right cravings.

Think about the good

We are irrevocably hard wired to pursue what we perceive to be in
our best interest. Think about that. Think about the benefit. Think
about the win. Think about the prize. Paul said, "whatever is true,
whatever is noble, whatever is right, whatever is pure, whatever is
lovely, whatever is admirable–if anything is excellent or
praiseworthy–think about such things." Philip. 4:8 [NIV]

There are all kinds of things we can think about. Think about
the good. Think about what is right in the world. Think about how
much you love it. Cultivate gratefulness.

This is one of the many things I love about my Dad. He has lived
with chronic back pain for a long time now. Sometimes it is severe, sometimes it
lessens, but it is always with him. He has been to a number of
doctors. One told him, "You are  old. This is what happens when
you get old." Apparently, there is not much science can do for him
and he will live with this pain for the rest of his life.

But, if you knew my dad, you would never know what I just told
you. The vast majority of the time he is upbeat, positive and
smiling. He thinks about the good. Every now and then the pain is so
severe, or so limiting to his activity that you will notice. If you
were to ask him about it, he would tell you the truth. He is in pain
most of the time. But you would have to ask him. He won’t bring it
up. He is a living embodiment of James 1.2: "Consider it pure joy,
my brothers, whenever you face trials of many kinds." James 1:2
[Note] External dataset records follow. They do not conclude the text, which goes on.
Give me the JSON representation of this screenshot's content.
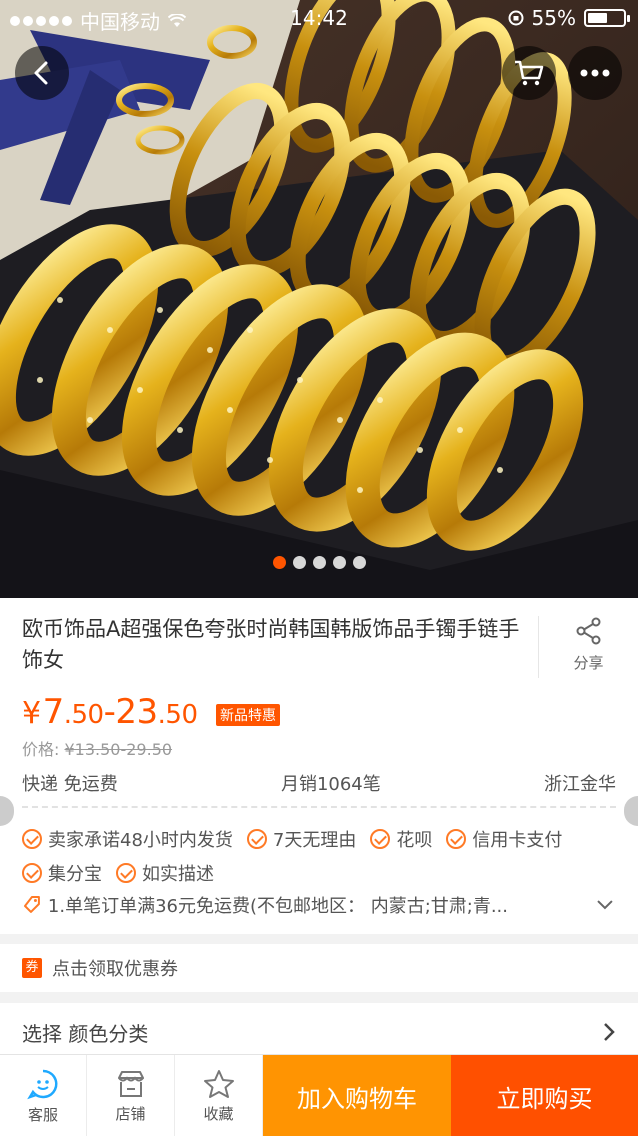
{
  "status_bar": {
    "carrier": "中国移动",
    "time": "14:42",
    "battery": "55%",
    "battery_level": 0.55
  },
  "nav": {
    "back_icon": "chevron-left-icon",
    "cart_icon": "cart-icon",
    "more_icon": "more-icon"
  },
  "gallery": {
    "total": 5,
    "active_index": 0
  },
  "product": {
    "title": "欧币饰品A超强保色夸张时尚韩国韩版饰品手镯手链手饰女",
    "share_label": "分享",
    "price_symbol": "¥",
    "price_low_int": "7",
    "price_low_dec": ".50",
    "price_sep": "-",
    "price_high_int": "23",
    "price_high_dec": ".50",
    "badge": "新品特惠",
    "old_price_label": "价格: ",
    "old_price_value": "¥13.50-29.50",
    "shipping": "快递 免运费",
    "monthly_sales": "月销1064笔",
    "location": "浙江金华"
  },
  "services": {
    "line1": [
      "卖家承诺48小时内发货",
      "7天无理由",
      "花呗",
      "信用卡支付"
    ],
    "line2": [
      "集分宝",
      "如实描述"
    ],
    "promo": "1.单笔订单满36元免运费(不包邮地区： 内蒙古;甘肃;青..."
  },
  "coupon": {
    "tag": "券",
    "label": "点击领取优惠券"
  },
  "select": {
    "label": "选择 颜色分类"
  },
  "tabbar": {
    "service": "客服",
    "shop": "店铺",
    "favorite": "收藏",
    "add_to_cart": "加入购物车",
    "buy_now": "立即购买"
  },
  "colors": {
    "accent": "#ff5500",
    "cart_button": "#ff9402",
    "buy_button": "#ff5000",
    "service_icon": "#1fa9ff"
  }
}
As I walked out of church yesterday I could not help but overhear a
lady ranting and raving and griping and crying at the top of her
lungs for all to hear. As I reflected on what she was ranting about,
it did seem a bit of a misstep. Someone at church had committed an
oversight. But, it was just that–an oversight. A misstep. For some,
it doesn’t take much to get them thinking about the bad.

Think about the cost

There is always a cost. Life is about arranging the order of the
pains and pleasures of life. Generally speaking, if we take the pain
first there is less of it. Think about the cost of not reading your
Bible, of living a life without prayer, of ignoring your kids, a
life without friends. Is that the kind of life you want to live?

Failing to follow God always has a cost. Think soberly about the

The evil one would have us do the opposite. He invites us to
think about the pleasure of sin and minimize our thoughts of sin’s
consequences. If we would live victorious lives we must think about
the cost of sin and the reward of following God. Thinking clearly
about the pain and pleasure will lead us to crave the spiritual


What are you craving these days. Your cravings determine your
direction. Life always flows in the direction of your craving. Crave
the right things.